Task statement
All records below are to be repeated exactly, with the pictures left out.

Supplied data
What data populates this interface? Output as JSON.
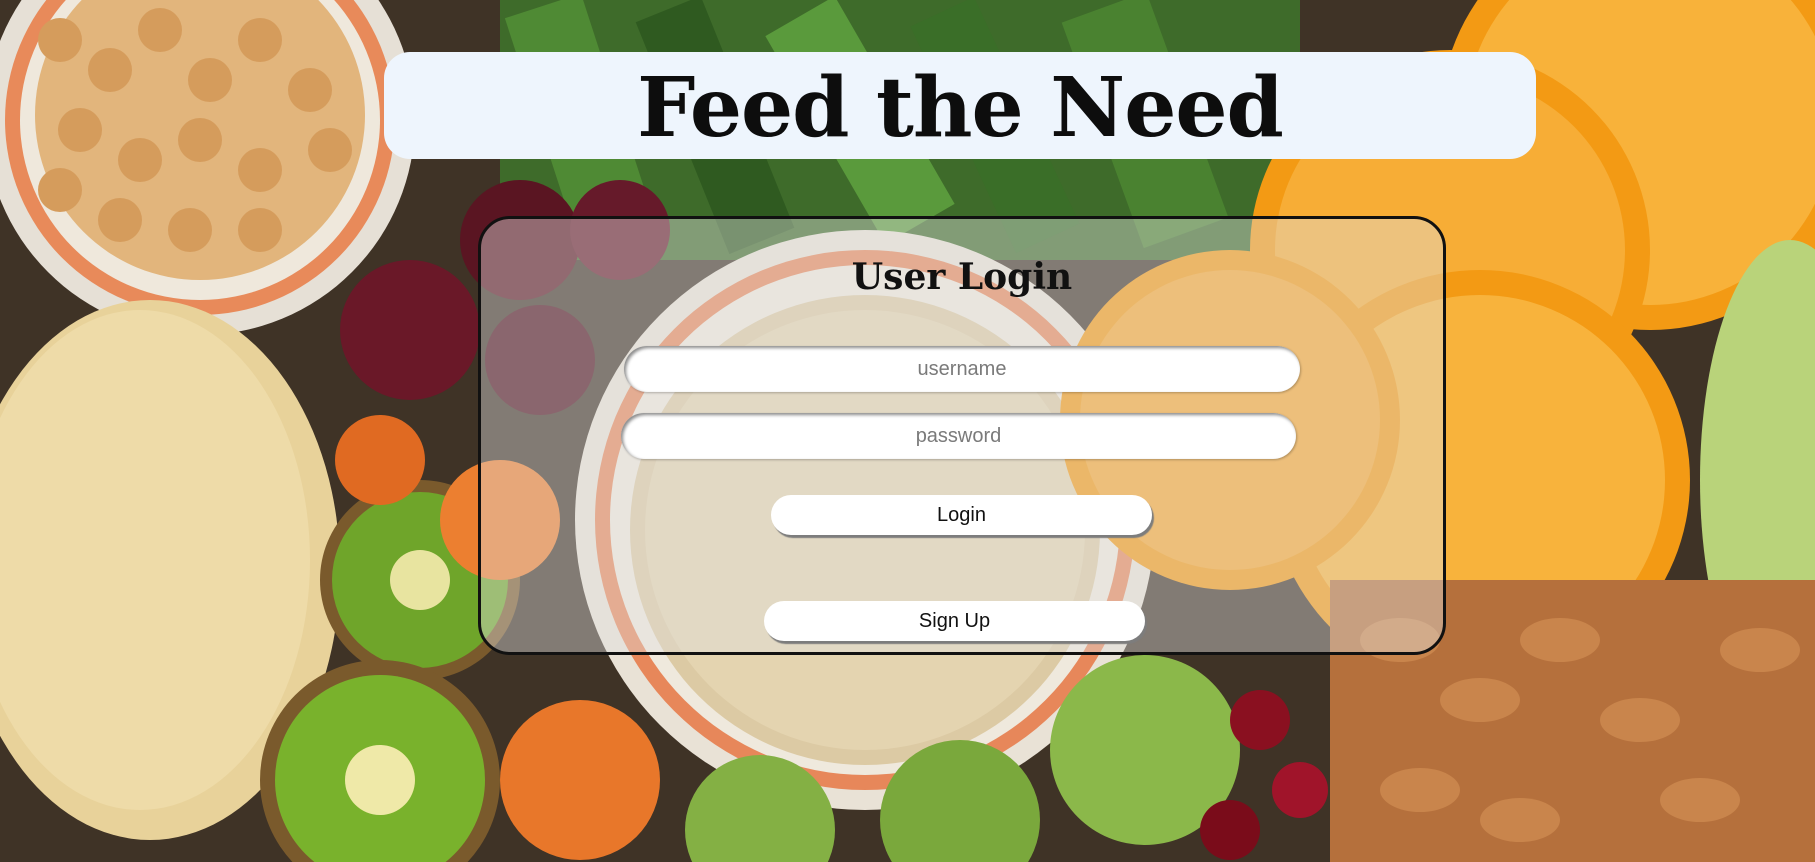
{
  "page": {
    "title": "Feed the Need"
  },
  "login": {
    "heading": "User Login",
    "username_placeholder": "username",
    "username_value": "",
    "password_placeholder": "password",
    "password_value": "",
    "login_label": "Login",
    "signup_label": "Sign Up"
  },
  "colors": {
    "title_bar_bg": "#eef5fd",
    "card_border": "#111111",
    "button_bg": "#ffffff"
  }
}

Answer space
What data populates this interface? Output as JSON.
{
  "page": {
    "title": "Feed the Need"
  },
  "login": {
    "heading": "User Login",
    "username_placeholder": "username",
    "username_value": "",
    "password_placeholder": "password",
    "password_value": "",
    "login_label": "Login",
    "signup_label": "Sign Up"
  },
  "colors": {
    "title_bar_bg": "#eef5fd",
    "card_border": "#111111",
    "button_bg": "#ffffff"
  }
}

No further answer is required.